Both sustainability and resilience are often multidisciplinary—researchers from different disciplines working together—and interdisciplinary—applying methods from different disciplines—research fields in which atmospheric sciences and oceanography play a major role. A few examples of practical applications of atmospheric sciences to sustainability and resilience are wind and solar resource assessment in the energy sectors, severe weather risk assessment in the insurance sector, wind engineering, and air & water quality assessment.
Sustainability: Wind is a clean and renewable source of energy. Because wind power is proportional to the cube of wind speed, small inaccuracies in measured or modelled wind speed translate into large errors in the evaluated wind power. Therefore, the accurate assessment of wind potential is a quintessential part of feasibility studies and consulting projects in the wind energy sector. Our faculty members are conducting research on wind resource assessment, dynamics of local winds, and performances of wind turbines under severe wind conditions. We also study urban boundary layers and their links to urban winds and GHG dispersion. Urban areas are also sites for most greenhouses gases, a significant source of anthropogenic airborne particles. As such, they are major sites for poor air quality that are identified to be determinantal to human health. We also study urban boundary layers and their links to urban winds and GHG dispersion. For example, we use high-resolution atmospheric models and remote sensing techniques to understand the GHG distribution and variation driven by emission sources and influenced by meteorological conditions.

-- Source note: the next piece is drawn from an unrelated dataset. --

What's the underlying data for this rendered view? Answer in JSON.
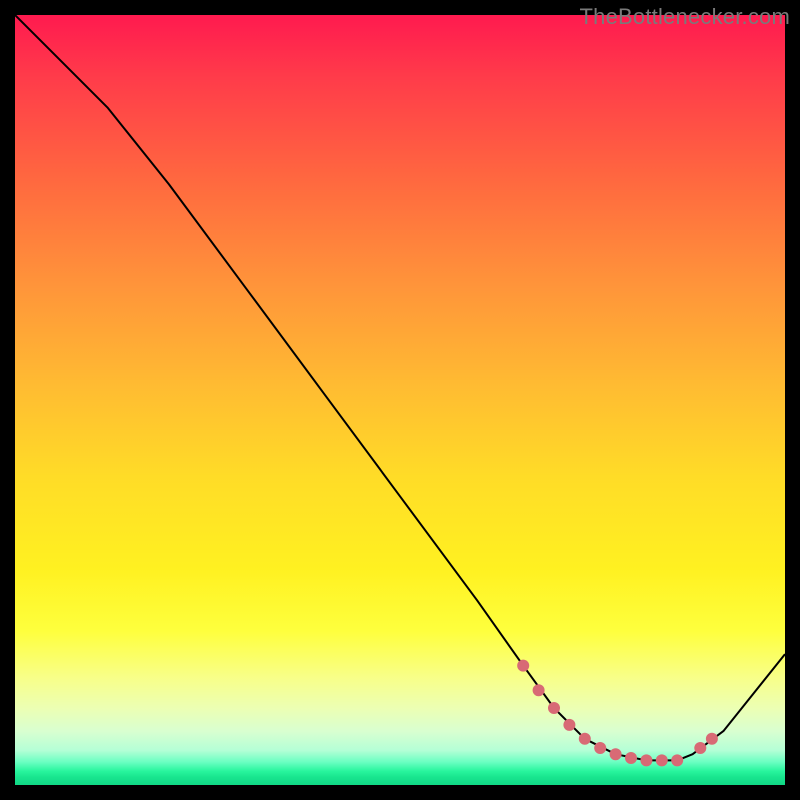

Figure: Wind power density at a specific site and four different heights above ground (Photo credit: D. Romanic)
Figure: CO2 column enhancements relative to background for a 3.75 ktCO2 h-1 (33 MtCO2 a-1) power plant plume simulated by LES at 300 m resolution. (a) shows the plume with 300 m pixel resolution and (b) shows the same plume but with pixel resolution degraded to 3000 m. The coefficient of determination (R2 measures the ability to fit each LES plume to a Gaussian form. (Varon et al., Atmos. Meas. Tech., https://doi.org/10.5194/amt-11-5673-2018) (Photo credit: Y. Huang)

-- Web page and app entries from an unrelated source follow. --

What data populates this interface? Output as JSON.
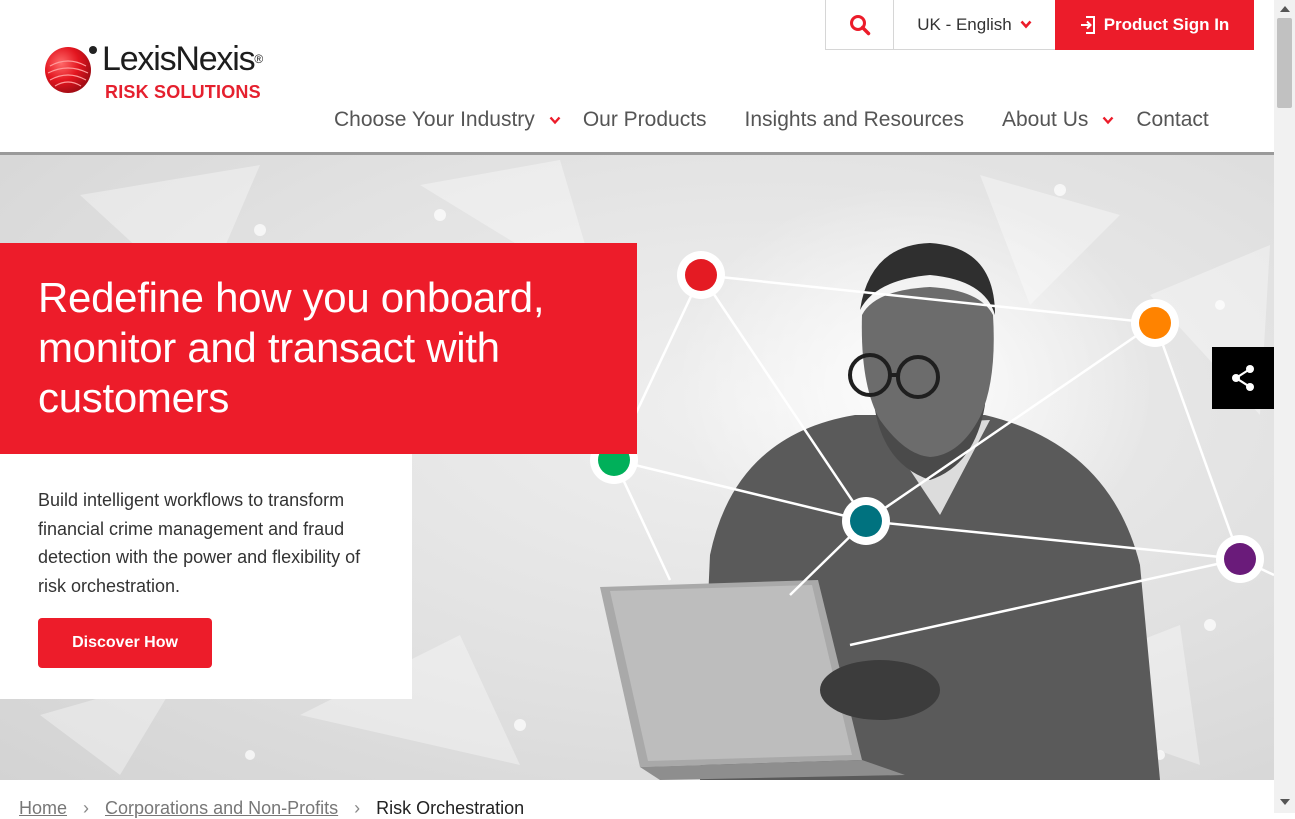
{
  "brand": {
    "name": "LexisNexis",
    "registered": "®",
    "tagline": "RISK SOLUTIONS",
    "accent": "#ed1c2a"
  },
  "utility": {
    "search_icon": "search-icon",
    "language": "UK - English",
    "sign_in": "Product Sign In"
  },
  "nav": {
    "items": [
      {
        "label": "Choose Your Industry",
        "has_dropdown": true
      },
      {
        "label": "Our Products",
        "has_dropdown": false
      },
      {
        "label": "Insights and Resources",
        "has_dropdown": false
      },
      {
        "label": "About Us",
        "has_dropdown": true
      },
      {
        "label": "Contact",
        "has_dropdown": false
      }
    ]
  },
  "hero": {
    "headline": "Redefine how you onboard, monitor and transact with customers",
    "body": "Build intelligent workflows to transform financial crime management and fraud detection with the power and flexibility of risk orchestration.",
    "cta": "Discover How",
    "node_colors": [
      "#e41b23",
      "#ff8300",
      "#00b05a",
      "#00727f",
      "#6a1b7a"
    ]
  },
  "share": {
    "icon": "share-icon"
  },
  "breadcrumb": {
    "items": [
      "Home",
      "Corporations and Non-Profits",
      "Risk Orchestration"
    ],
    "separator": "›"
  }
}
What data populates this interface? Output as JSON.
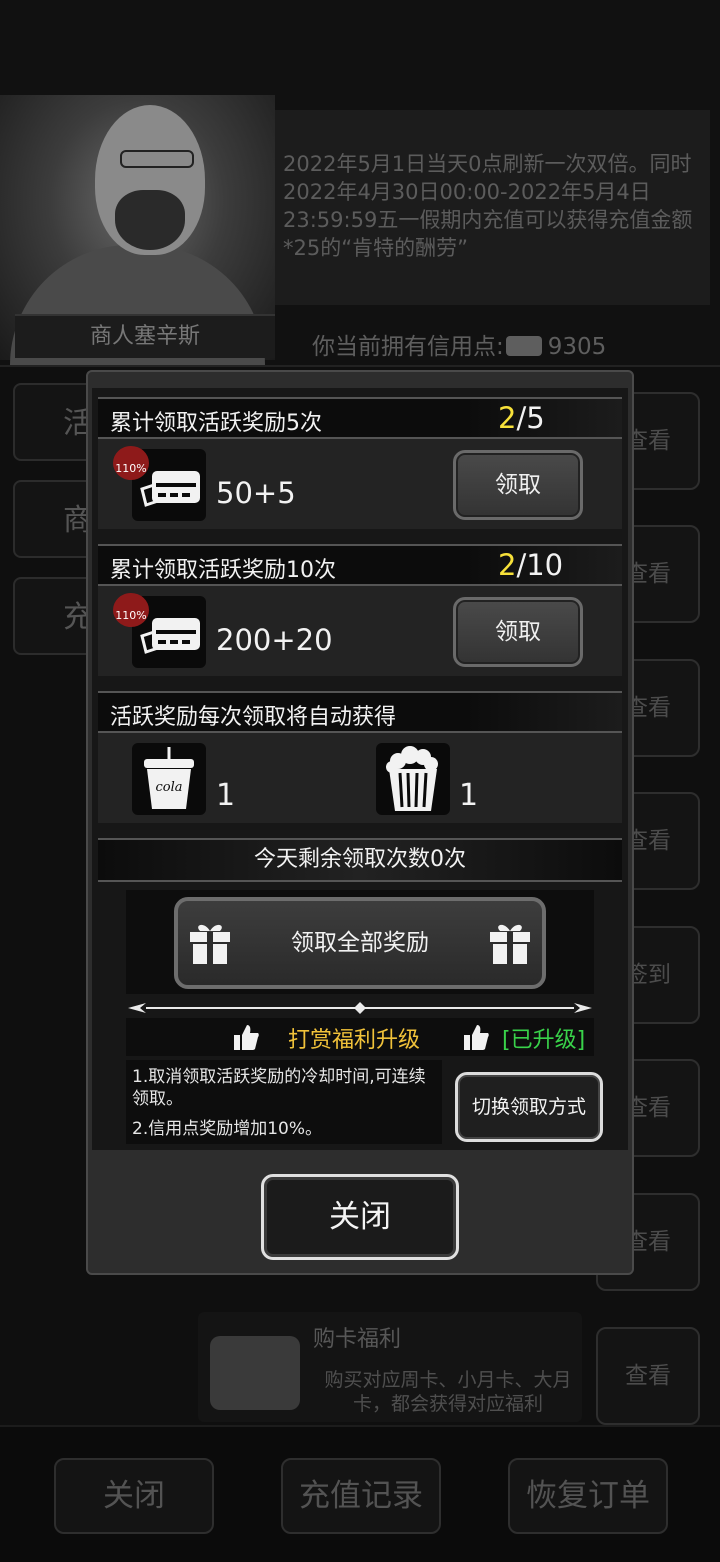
{
  "header": {
    "merchant_name": "商人塞辛斯",
    "notice": "2022年5月1日当天0点刷新一次双倍。同时2022年4月30日00:00-2022年5月4日23:59:59五一假期内充值可以获得充值金额*25的“肯特的酬劳”",
    "credit_label": "你当前拥有信用点:",
    "credit_value": "9305"
  },
  "background": {
    "left_tabs": [
      "活",
      "商",
      "充"
    ],
    "right_buttons": [
      "查看",
      "查看",
      "查看",
      "查看",
      "签到",
      "查看",
      "查看",
      "查看"
    ],
    "card_welfare": {
      "title": "购卡福利",
      "desc": "购买对应周卡、小月卡、大月卡，都会获得对应福利"
    },
    "bottom_buttons": [
      "关闭",
      "充值记录",
      "恢复订单"
    ]
  },
  "modal": {
    "tier1": {
      "title": "累计领取活跃奖励5次",
      "current": "2",
      "total": "/5",
      "amount": "50+5",
      "badge": "110%",
      "claim_label": "领取"
    },
    "tier2": {
      "title": "累计领取活跃奖励10次",
      "current": "2",
      "total": "/10",
      "amount": "200+20",
      "badge": "110%",
      "claim_label": "领取"
    },
    "auto": {
      "title": "活跃奖励每次领取将自动获得",
      "items": [
        {
          "icon": "cola-icon",
          "icon_text": "cola",
          "qty": "1"
        },
        {
          "icon": "popcorn-icon",
          "qty": "1"
        }
      ]
    },
    "remaining": "今天剩余领取次数0次",
    "claim_all_label": "领取全部奖励",
    "upgrade": {
      "title": "打赏福利升级",
      "status": "[已升级]",
      "desc1": "1.取消领取活跃奖励的冷却时间,可连续领取。",
      "desc2": "2.信用点奖励增加10%。",
      "switch_label": "切换领取方式"
    },
    "close_label": "关闭"
  },
  "colors": {
    "progress_current": "#f7e13a",
    "upgrade_title": "#f1c23a",
    "upgrade_status": "#39d24a",
    "badge": "#8e1a1a"
  }
}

Resilience: The increasing frequency of severe weather (e.g., high winds, droughts, floods, etc.) requires more research on the resilience of modern communities to high-impact weather. For example, recent research has shown that the major wind damage to Canadian communities in Quebec and Ontario was caused by convective storms, followed by winter storms and tornadoes. For instance, the importance of atmospheric science research on urban resilience is depicted in the figure below. The analysis shows the sensitivity of Monte Carlo simulations—a simulation approach widely used in the insurance sector—to the choice of an analytical model of the tangential tornado flow field.
Monte Carlo simulations of aggregated tornado losses to residential homes in Kansas for different return periods assuming tornado flow field obeys Rankine Vortex (RV) or Modified Rankine Vortex (MRV) models. (Photo credit: D. Romanic)